Jean-Paul Bavard: I’m sure you’re familiar with my essay, published recently in Cyberwire magazine, that maintains that art is merely a social construct, like mores, morals, or Tom Cruise. This theory was more evident in your earlier work, with such groundbreaking groups as the Yardbirds. What caused you to ultimately reject this concept, along with Rod Stewart and the rest of your band?
Beck: Rod Stewart? I’ve never worked with him. Are you talking about Jeff Beck?
Jean-Paul Bavard: Clearly, I have touched upon another sensitive subject. Ca ne fais rien, we shall move ever onward.
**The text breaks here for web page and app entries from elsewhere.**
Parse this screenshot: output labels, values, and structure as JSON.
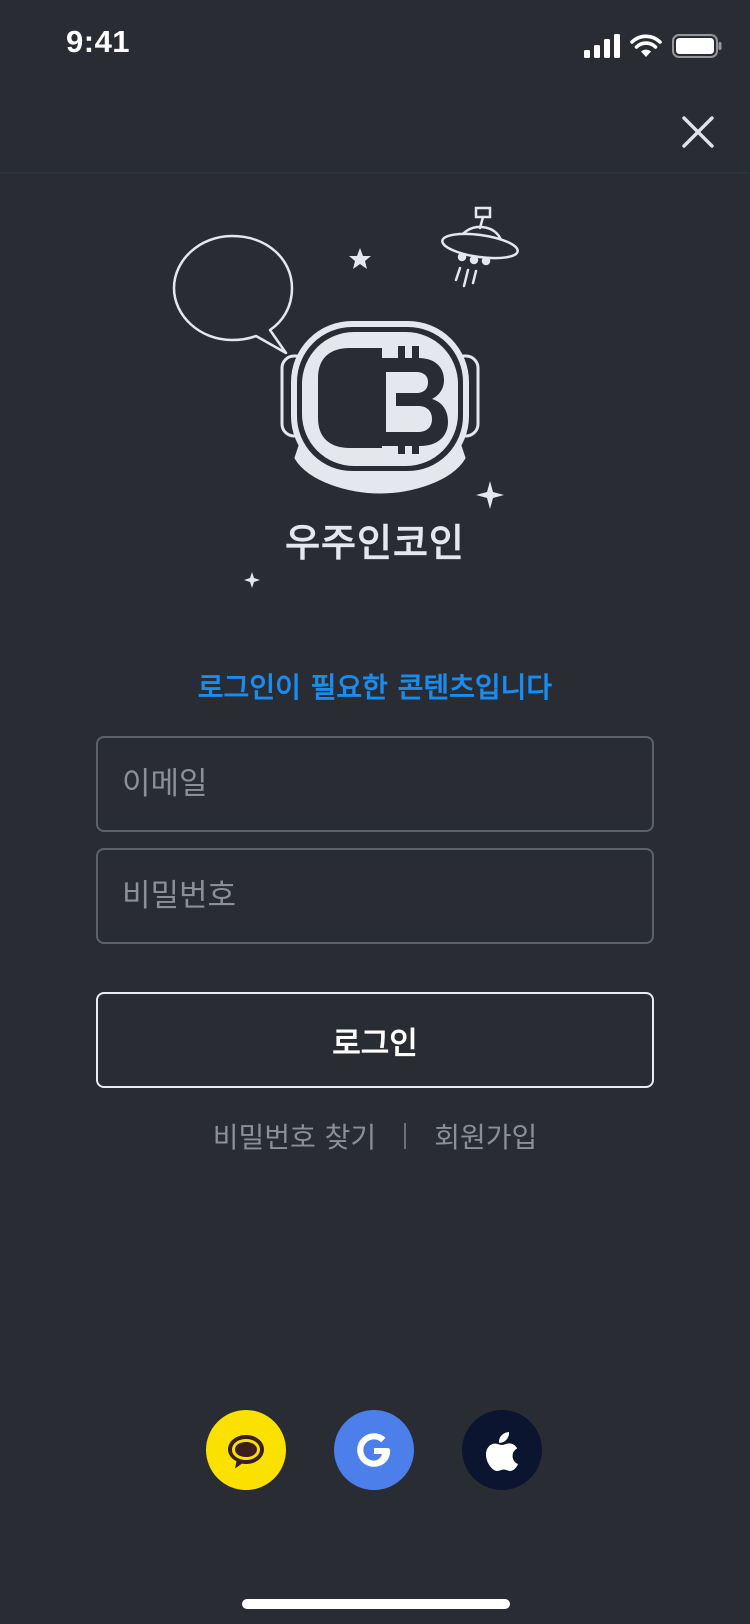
{
  "status_bar": {
    "time": "9:41"
  },
  "illustration": {
    "brand_name": "우주인코인"
  },
  "notice": "로그인이 필요한 콘텐츠입니다",
  "form": {
    "email_placeholder": "이메일",
    "password_placeholder": "비밀번호",
    "login_label": "로그인"
  },
  "links": {
    "find_password": "비밀번호 찾기",
    "signup": "회원가입"
  },
  "social": [
    {
      "icon": "kakao-talk-icon",
      "color": "#fae100"
    },
    {
      "icon": "google-icon",
      "color": "#4c7fe9"
    },
    {
      "icon": "apple-icon",
      "color": "#0b1530"
    }
  ],
  "colors": {
    "background": "#292d33",
    "accent": "#1a8cf0",
    "muted_text": "#8b8f96"
  }
}
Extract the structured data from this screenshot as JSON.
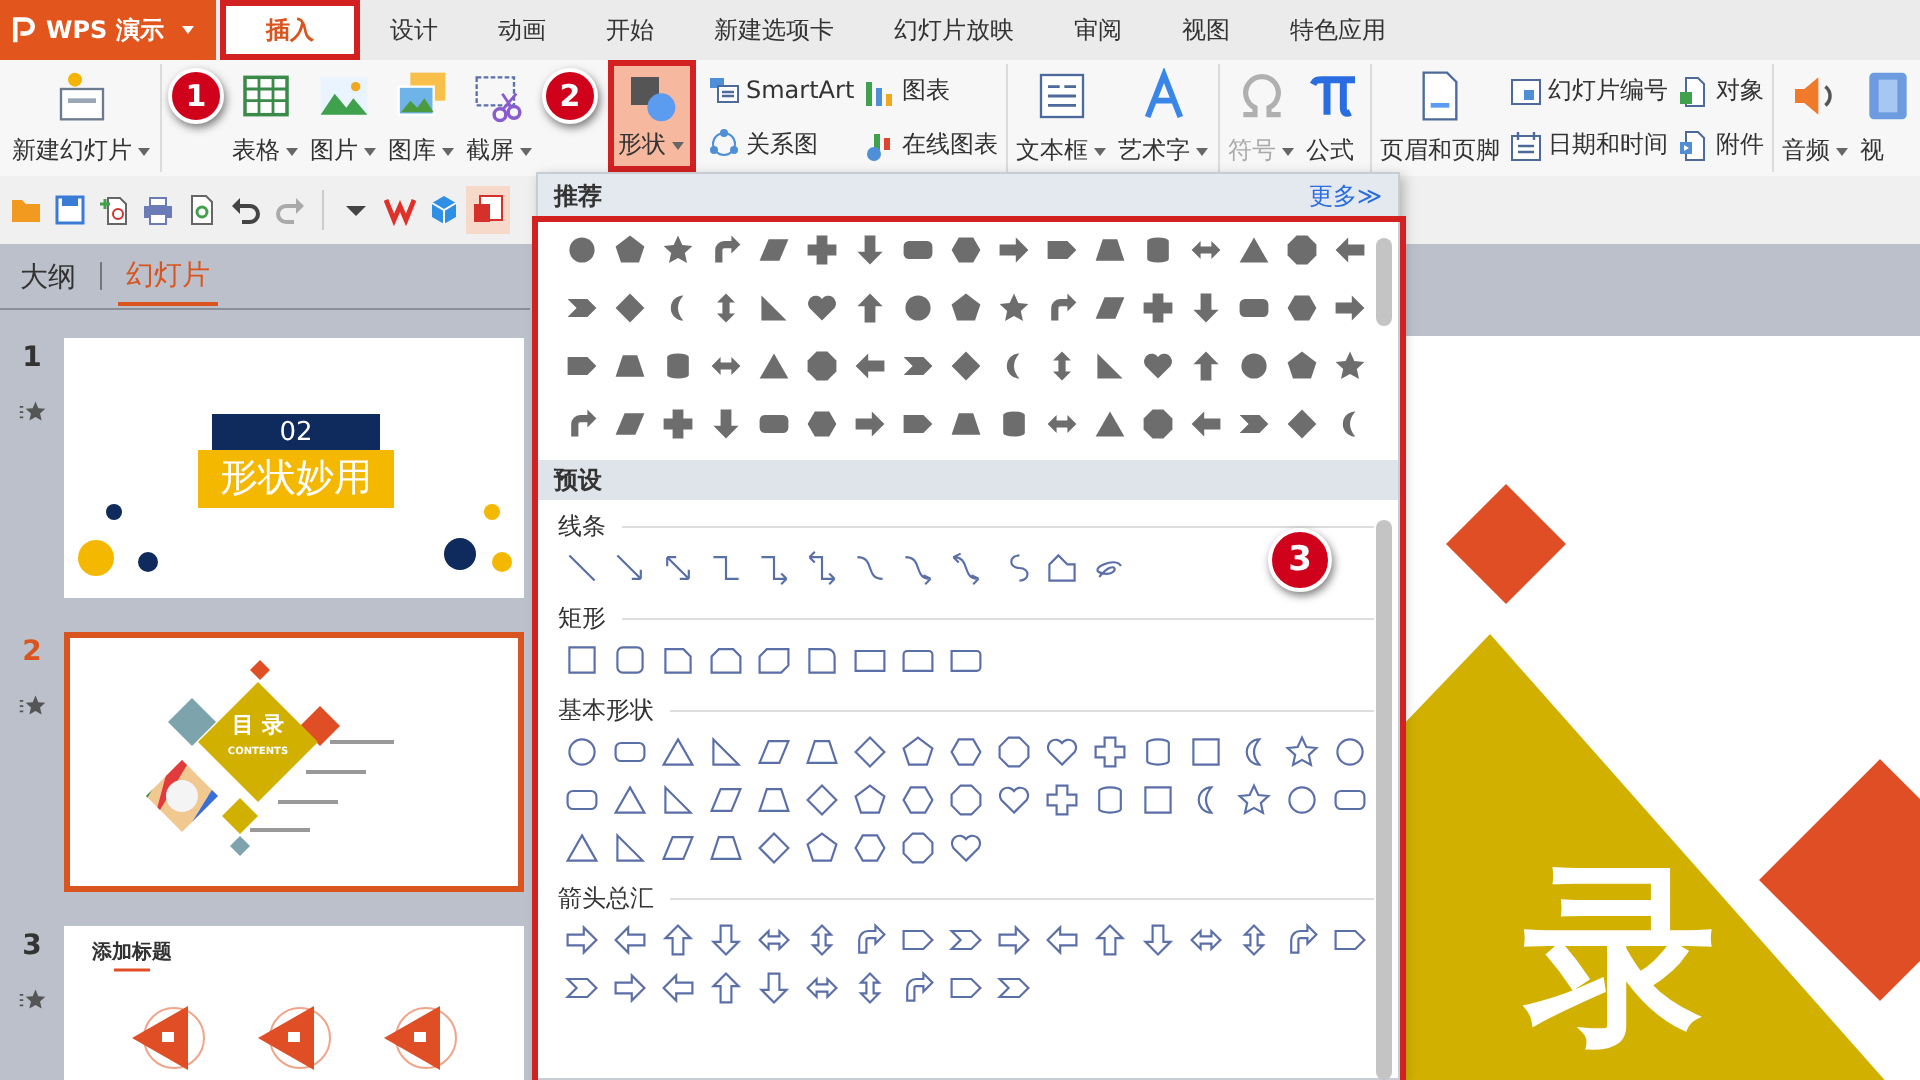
{
  "app": {
    "name": "WPS 演示"
  },
  "tabs": [
    {
      "label": "插入",
      "selected": true
    },
    {
      "label": "设计",
      "selected": false
    },
    {
      "label": "动画",
      "selected": false
    },
    {
      "label": "开始",
      "selected": false
    },
    {
      "label": "新建选项卡",
      "selected": false
    },
    {
      "label": "幻灯片放映",
      "selected": false
    },
    {
      "label": "审阅",
      "selected": false
    },
    {
      "label": "视图",
      "selected": false
    },
    {
      "label": "特色应用",
      "selected": false
    }
  ],
  "ribbon": {
    "groups": [
      {
        "items": [
          {
            "kind": "large",
            "label": "新建幻灯片",
            "dropdown": true,
            "pressed": false,
            "disabled": false
          }
        ]
      },
      {
        "items": [
          {
            "kind": "large",
            "label": "表格",
            "dropdown": true,
            "pressed": false,
            "disabled": false
          },
          {
            "kind": "large",
            "label": "图片",
            "dropdown": true,
            "pressed": false,
            "disabled": false
          },
          {
            "kind": "large",
            "label": "图库",
            "dropdown": true,
            "pressed": false,
            "disabled": false
          },
          {
            "kind": "large",
            "label": "截屏",
            "dropdown": true,
            "pressed": false,
            "disabled": false
          },
          {
            "kind": "large",
            "label": "形状",
            "dropdown": true,
            "pressed": true,
            "disabled": false
          },
          {
            "kind": "stack",
            "items": [
              {
                "label": "SmartArt"
              },
              {
                "label": "关系图"
              }
            ]
          },
          {
            "kind": "stack",
            "items": [
              {
                "label": "图表"
              },
              {
                "label": "在线图表"
              }
            ]
          }
        ]
      },
      {
        "items": [
          {
            "kind": "large",
            "label": "文本框",
            "dropdown": true,
            "pressed": false,
            "disabled": false
          },
          {
            "kind": "large",
            "label": "艺术字",
            "dropdown": true,
            "pressed": false,
            "disabled": false
          }
        ]
      },
      {
        "items": [
          {
            "kind": "large",
            "label": "符号",
            "dropdown": true,
            "pressed": false,
            "disabled": true
          },
          {
            "kind": "large",
            "label": "公式",
            "dropdown": false,
            "pressed": false,
            "disabled": false
          }
        ]
      },
      {
        "items": [
          {
            "kind": "large",
            "label": "页眉和页脚",
            "dropdown": false,
            "pressed": false,
            "disabled": false
          },
          {
            "kind": "stack",
            "items": [
              {
                "label": "幻灯片编号"
              },
              {
                "label": "日期和时间"
              }
            ]
          },
          {
            "kind": "stack",
            "items": [
              {
                "label": "对象"
              },
              {
                "label": "附件"
              }
            ]
          }
        ]
      },
      {
        "items": [
          {
            "kind": "large",
            "label": "音频",
            "dropdown": true,
            "pressed": false,
            "disabled": false
          },
          {
            "kind": "large",
            "label": "视",
            "dropdown": false,
            "pressed": false,
            "disabled": false
          }
        ]
      }
    ]
  },
  "slide_panel": {
    "tabs": [
      {
        "label": "大纲",
        "selected": false
      },
      {
        "label": "幻灯片",
        "selected": true
      }
    ],
    "slides": [
      {
        "number": "1",
        "kind": "title",
        "selected": false,
        "badge": "02",
        "title": "形状妙用"
      },
      {
        "number": "2",
        "kind": "contents",
        "selected": true,
        "title": "目 录",
        "subtitle": "CONTENTS"
      },
      {
        "number": "3",
        "kind": "icons",
        "selected": false,
        "title": "添加标题"
      }
    ]
  },
  "shape_menu": {
    "title": "推荐",
    "more": "更多≫",
    "preset_title": "预设",
    "sections": [
      {
        "title": "线条",
        "kind": "lines"
      },
      {
        "title": "矩形",
        "kind": "rects"
      },
      {
        "title": "基本形状",
        "kind": "basic"
      },
      {
        "title": "箭头总汇",
        "kind": "arrows"
      }
    ]
  },
  "editor": {
    "slide_text": "录"
  },
  "annotations": [
    {
      "number": "1"
    },
    {
      "number": "2"
    },
    {
      "number": "3"
    }
  ]
}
In the lyrics to your first hit single, “Loseur,” your tribute to the 1993 Los Angeles Clippers, you implore the listener to quote-unquote “kill” you – the metaphorical implications of such a concept are undeniable, yet have been explored many times before by previous Geniuses from Bach to Truffaut to Tim Conway, in his groundbreaking “Dorf on Golf” videos. What else can be said about this that has not already been said?
Beck: The really interesting thing about that – this is something I’ve never talked about in public before – is that I wasn’t actually…
Jean-Paul Bavard: Speaking of Bach, your names are very similar. Bach-Beck; Beck-Bach. It is fun to say this – Beck-Bach. Say it with me now, won’t you?
Beck: I’m not going to say…
Jean-Paul Bavard: Bach-Beck, Beck-Bach. I am quite sure that this was an intentional statement by you, in choosing as your cultural identity a name with such obvious ramifications – your own signifying announcement to the world; your own personal “Rock Me, Amadeus,” perhaps? Bach-Beck.
Beck: Are you purposely fucking with my head?
Jean-Paul Bavard: Ah, a prototypically sly self-reference to your song “Fuckin’ With My Head,” featured on your famous landmark album Yellow Gold. Fear not; while most Music/Media Critics may have not picked up on your subtle wordplay, I have of course understood your deeper meaning. Thanking me is unnecessary; it is merely my job as a vastly influential Essayist and Theorist to understand such hidden deeper meanings in contemporary disposable popular culture. Beck-Bach-Beck-Bach-Beck!
Beck: All right, that’s it. I’m out of here.
Jean-Paul Bavard: Beck-Bach-Beck-Bach-Bach! Apparently, Beck – who is quite clearly the greatest Musical Genius in the history of the universe – has been called away on important business, no doubt in keeping with his duties as Spokesperson for his Generation, and has had to take his leave. We thank him for his appearance, and hope that he has perhaps learned important concepts from this discussion that will no doubt improve his forthcoming work, which he has so typically avoided all discussion of. I am quite certain that our frank exchange of ideas has inspired him to reexamine his Genius music, to reassess many artistic concepts, and the world awaits the no doubt much-improved result.